Date May 20, 2009

SIX countries, including the Philippines, have finalized an ambitious and visionary 10-year plan of action to protect and rehabilitate the Coral Triangle, Environment Secretary Lito Atienza reported on Monday.

The 10-year plan of action also affirms their commitment to collectively protect and preserve the marine ecosystem in the region. The five other signatories are Indonesia, Malaysia, Timor-Leste, Papua New Guinea and the Solomon Islands.

The Coral Triangle includes the marine regions of Sulu-Sulawesi, part of the South China Sea and the Pacific Ocean, and portions of the waters of Indonesia, Malaysia, Timor-Leste, Papua New Guinea and the Solomon Islands—with the Philippines at the apex.

The Coral Triangle is the global epicenter of marine-life abundance and diversity, with 76 percent of all known coral species, 37 percent of all known coral reef fish species, 33 percent of the world’s coral reefs, the greatest extent of mangrove forests in the world, and spawning and juvenile growth areas for the world’s largest tuna fisheries.
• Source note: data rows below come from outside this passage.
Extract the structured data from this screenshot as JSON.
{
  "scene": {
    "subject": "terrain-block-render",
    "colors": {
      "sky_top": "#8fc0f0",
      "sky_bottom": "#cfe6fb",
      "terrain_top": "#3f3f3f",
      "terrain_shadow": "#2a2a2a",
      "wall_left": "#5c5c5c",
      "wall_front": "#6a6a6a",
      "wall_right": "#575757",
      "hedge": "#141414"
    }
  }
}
President Arroyo with the five other heads of state had earlier affirmed their commitment to the protection of the area with their Coral Triangle Initiative communiqué at the Leaders’ Summit in Somado, Indonesia May 11.
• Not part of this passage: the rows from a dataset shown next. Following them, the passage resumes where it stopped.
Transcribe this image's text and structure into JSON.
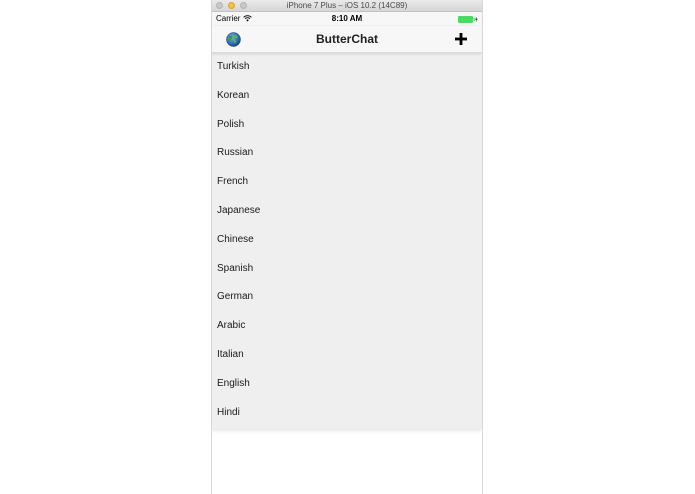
{
  "window": {
    "title": "iPhone 7 Plus – iOS 10.2 (14C89)"
  },
  "status_bar": {
    "carrier": "Carrier",
    "time": "8:10 AM",
    "battery_color": "#4cd964"
  },
  "nav_bar": {
    "title": "ButterChat",
    "left_icon": "globe-icon",
    "right_icon": "add-icon"
  },
  "languages": [
    "Turkish",
    "Korean",
    "Polish",
    "Russian",
    "French",
    "Japanese",
    "Chinese",
    "Spanish",
    "German",
    "Arabic",
    "Italian",
    "English",
    "Hindi"
  ]
}
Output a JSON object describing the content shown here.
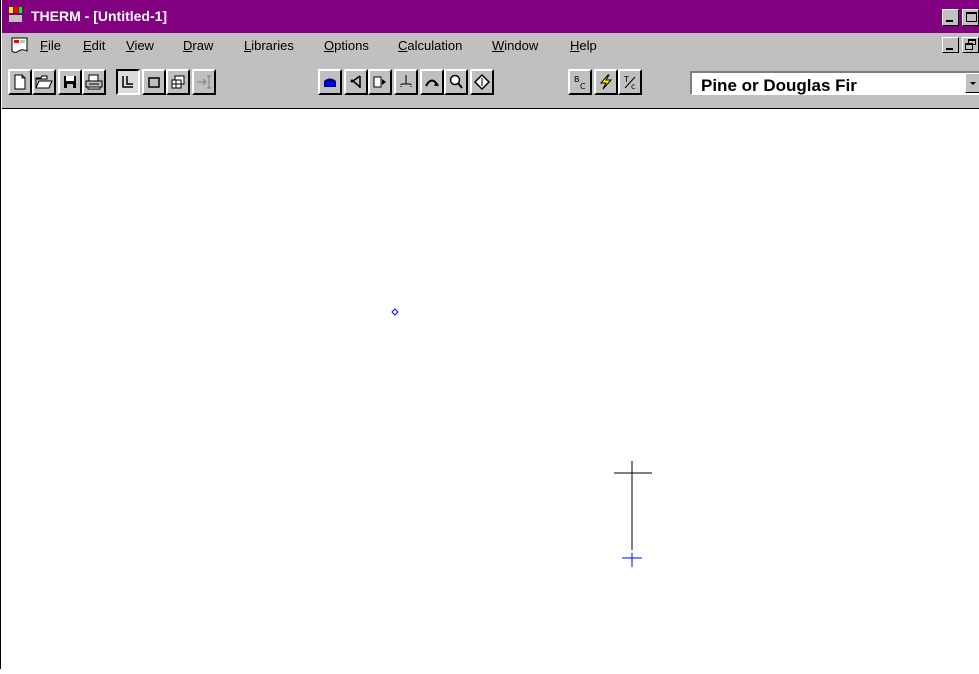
{
  "window": {
    "title": "THERM - [Untitled-1]"
  },
  "menu": {
    "items": [
      {
        "label": "File",
        "mnemonic": "F"
      },
      {
        "label": "Edit",
        "mnemonic": "E"
      },
      {
        "label": "View",
        "mnemonic": "V"
      },
      {
        "label": "Draw",
        "mnemonic": "D"
      },
      {
        "label": "Libraries",
        "mnemonic": "L"
      },
      {
        "label": "Options",
        "mnemonic": "O"
      },
      {
        "label": "Calculation",
        "mnemonic": "C"
      },
      {
        "label": "Window",
        "mnemonic": "W"
      },
      {
        "label": "Help",
        "mnemonic": "H"
      }
    ]
  },
  "toolbar": {
    "icons": [
      "new-file-icon",
      "open-file-icon",
      "save-icon",
      "print-icon",
      "polyline-icon",
      "rectangle-icon",
      "insert-window-icon",
      "locator-icon",
      "fill-void-icon",
      "select-point-icon",
      "boundary-icon",
      "rotate-icon",
      "arc-icon",
      "zoom-icon",
      "view-drag-icon",
      "boundary-conditions-icon",
      "calculate-icon",
      "tfactor-icon"
    ],
    "material_selected": "Pine or Douglas Fir",
    "boundary_glyph": {
      "top": "B",
      "bottom": "C"
    },
    "tfactor_glyph": {
      "top": "T",
      "bottom": "c"
    }
  },
  "colors": {
    "titlebar": "#800080",
    "chrome": "#c0c0c0",
    "accent_blue": "#0000ff"
  }
}
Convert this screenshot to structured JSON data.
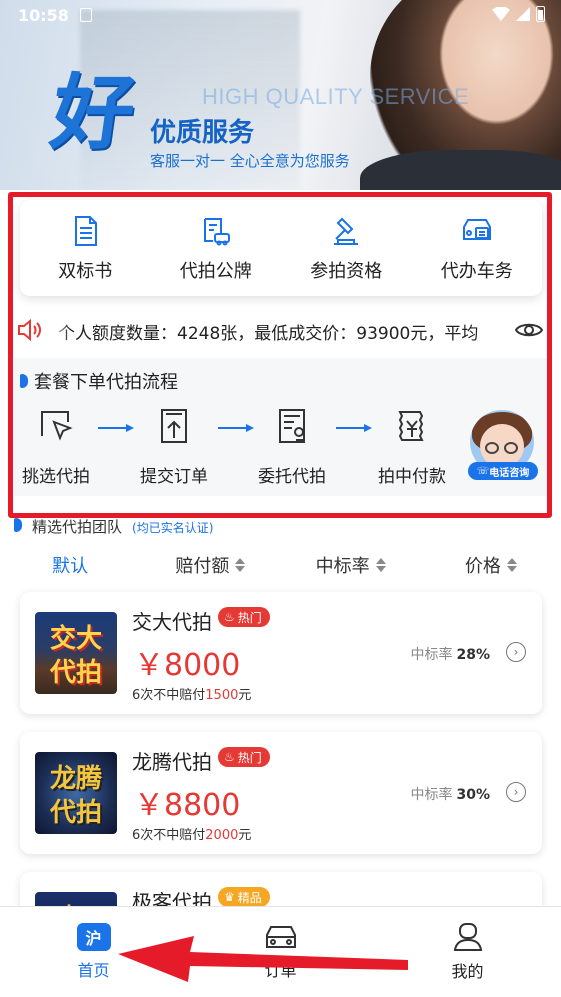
{
  "status": {
    "time": "10:58"
  },
  "banner": {
    "logo_char": "好",
    "english": "HIGH QUALITY SERVICE",
    "title": "优质服务",
    "subtitle": "客服一对一 全心全意为您服务"
  },
  "services": [
    {
      "label": "双标书",
      "icon": "document-icon"
    },
    {
      "label": "代拍公牌",
      "icon": "car-document-icon"
    },
    {
      "label": "参拍资格",
      "icon": "gavel-icon"
    },
    {
      "label": "代办车务",
      "icon": "car-id-icon"
    }
  ],
  "marquee": {
    "text": "个人额度数量：4248张，最低成交价：93900元，平均"
  },
  "process": {
    "title": "套餐下单代拍流程",
    "steps": [
      {
        "label": "挑选代拍",
        "icon": "cursor-select-icon"
      },
      {
        "label": "提交订单",
        "icon": "upload-document-icon"
      },
      {
        "label": "委托代拍",
        "icon": "contract-icon"
      },
      {
        "label": "拍中付款",
        "icon": "payment-icon"
      }
    ],
    "call_label": "电话咨询"
  },
  "team": {
    "title": "精选代拍团队",
    "note": "(均已实名认证)"
  },
  "sort": [
    {
      "label": "默认",
      "active": true
    },
    {
      "label": "赔付额",
      "active": false
    },
    {
      "label": "中标率",
      "active": false
    },
    {
      "label": "价格",
      "active": false
    }
  ],
  "cards": [
    {
      "name": "交大代拍",
      "tag": "热门",
      "tag_type": "hot",
      "thumb_text": [
        "交大",
        "代拍"
      ],
      "price": "￥8000",
      "rate_label": "中标率",
      "rate": "28%",
      "comp_prefix": "6次不中赔付",
      "comp_value": "1500",
      "comp_suffix": "元"
    },
    {
      "name": "龙腾代拍",
      "tag": "热门",
      "tag_type": "hot",
      "thumb_text": [
        "龙腾",
        "代拍"
      ],
      "price": "￥8800",
      "rate_label": "中标率",
      "rate": "30%",
      "comp_prefix": "6次不中赔付",
      "comp_value": "2000",
      "comp_suffix": "元"
    },
    {
      "name": "极客代拍",
      "tag": "精品",
      "tag_type": "best",
      "thumb_text": [
        "极",
        ""
      ]
    }
  ],
  "nav": [
    {
      "label": "首页",
      "active": true,
      "icon_text": "沪"
    },
    {
      "label": "订单",
      "active": false
    },
    {
      "label": "我的",
      "active": false
    }
  ]
}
Each of the countries has its own CTI targets with the overall objectives agreed upon during the December 2007 meeting—priority seascapes are designated and effectively managed, full-ecosystem approach is used in the management of fisheries and other marine resources, the putting up of marine-protected areas, in the adoption of climate-change adaptation measures, and in efforts to protect threatened species.

In two years, the participating countries should complete or come up with a Comprehensive Seascape Investment Plans for each priority seascape, along with an overall scheme for the sequencing of investments across the 10-year timeframe of the CTI Plan of Action.

In Climate Change Adaptation Measures, the aim is to complete a regionwide Early Action for Climate Change Adaptation Plan for the near-shore marine and coastal environment and small island ecosystem by 2012.

By 2015, it should be fully implemented, and must prove adequate in addressing the economic and livelihood needs of coastal communities heavily dependent on marine and coastal resources, and biodiversity conservation objectives.

By 2020, marine and coastal resources within all identified priority seascapes should all be in a state of sustainable management.

Also within two years, strong legislative, policy and regulatory frameworks should be in place for achieving an ecosystem approach to fisheries management.

Within 10 years or by about 2020, the livelihood and food security of an estimated 50 million people living in targeted coastal communities should have been secured through the CTI’s sustainable Coastal Fisheries and Poverty Reduction under the Ecosystem Approach to Fisheries Management.

Within this goal and its policy frameworks, the countries also promised to develop measures that would ensure that the exploitation of shared stock for all species of tuna is sustainable; and that tuna- spawning areas and juvenile growth stages are adequately protected.

The CTI covers a 5.7-million square-kilometer area in the Indo-Pacific Ocean that contains 67 percent of the world’s marine resources.

Atienza said that for the Philippine National Plan of Action (NPOA), the Integrated Coastal Management (ICM) will serve as the overall framework in pursuing the five regional CTI goals.

Written by Jonathan Mayuga, Business Mirror
Monday, 18 May 2009 23:14

Leave a Reply

XHTML: You can use these tags: <a href="" title=""> <abbr title=""> <acronym title=""> <b> <blockquote cite=""> <cite> <code> <del datetime=""> <em> <i> <q cite=""> <s> <strike> <strong>